What the task requires:
If a line in the entries below holds the string "handle", copy it.

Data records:
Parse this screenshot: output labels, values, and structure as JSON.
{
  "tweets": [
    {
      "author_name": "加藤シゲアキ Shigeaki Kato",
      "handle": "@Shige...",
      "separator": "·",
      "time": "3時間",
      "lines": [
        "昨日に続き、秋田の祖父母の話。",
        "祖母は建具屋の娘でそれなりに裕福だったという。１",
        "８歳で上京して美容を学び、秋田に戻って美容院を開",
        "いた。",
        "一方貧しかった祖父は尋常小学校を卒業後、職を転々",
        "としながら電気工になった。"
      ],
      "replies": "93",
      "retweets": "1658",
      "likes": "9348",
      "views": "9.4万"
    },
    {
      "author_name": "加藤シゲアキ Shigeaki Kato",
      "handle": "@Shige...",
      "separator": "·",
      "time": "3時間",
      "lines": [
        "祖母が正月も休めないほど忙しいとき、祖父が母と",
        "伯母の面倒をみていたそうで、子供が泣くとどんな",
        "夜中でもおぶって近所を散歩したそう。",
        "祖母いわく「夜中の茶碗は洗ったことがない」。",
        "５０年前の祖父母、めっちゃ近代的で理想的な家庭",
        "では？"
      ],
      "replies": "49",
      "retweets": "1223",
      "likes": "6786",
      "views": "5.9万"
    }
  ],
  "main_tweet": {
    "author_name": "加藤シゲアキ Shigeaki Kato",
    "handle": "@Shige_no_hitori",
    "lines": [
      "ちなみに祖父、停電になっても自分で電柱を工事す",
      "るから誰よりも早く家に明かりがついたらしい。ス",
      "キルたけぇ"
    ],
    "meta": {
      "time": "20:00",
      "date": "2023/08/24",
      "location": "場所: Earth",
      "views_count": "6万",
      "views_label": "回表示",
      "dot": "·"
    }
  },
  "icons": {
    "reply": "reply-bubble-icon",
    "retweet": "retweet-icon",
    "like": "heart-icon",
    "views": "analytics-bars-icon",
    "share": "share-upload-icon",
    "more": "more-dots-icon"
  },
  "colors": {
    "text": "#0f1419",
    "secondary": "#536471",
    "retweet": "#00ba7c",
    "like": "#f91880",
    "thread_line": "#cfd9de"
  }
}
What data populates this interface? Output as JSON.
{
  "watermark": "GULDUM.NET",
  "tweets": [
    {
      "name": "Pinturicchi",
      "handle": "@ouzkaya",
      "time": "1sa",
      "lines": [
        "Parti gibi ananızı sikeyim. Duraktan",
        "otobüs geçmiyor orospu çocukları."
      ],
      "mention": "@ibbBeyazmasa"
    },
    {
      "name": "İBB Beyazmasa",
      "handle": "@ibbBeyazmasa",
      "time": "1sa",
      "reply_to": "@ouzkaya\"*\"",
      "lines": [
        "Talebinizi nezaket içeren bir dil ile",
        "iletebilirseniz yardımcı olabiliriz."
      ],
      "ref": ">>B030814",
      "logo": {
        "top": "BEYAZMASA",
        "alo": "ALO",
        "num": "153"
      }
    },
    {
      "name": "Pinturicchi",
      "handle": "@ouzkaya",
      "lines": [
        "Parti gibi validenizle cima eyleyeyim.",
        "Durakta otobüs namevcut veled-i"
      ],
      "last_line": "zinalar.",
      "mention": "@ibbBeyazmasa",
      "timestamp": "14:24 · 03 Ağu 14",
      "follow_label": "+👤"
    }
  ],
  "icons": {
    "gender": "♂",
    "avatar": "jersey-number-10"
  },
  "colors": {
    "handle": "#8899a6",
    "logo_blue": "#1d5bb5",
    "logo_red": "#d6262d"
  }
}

Answer to the problem:
      "handle": "@Shige...",
      "handle": "@Shige...",
    "handle": "@Shige_no_hitori",
      "handle": "@ouzkaya",
      "handle": "@ibbBeyazmasa",
      "handle": "@ouzkaya",
    "handle": "#8899a6",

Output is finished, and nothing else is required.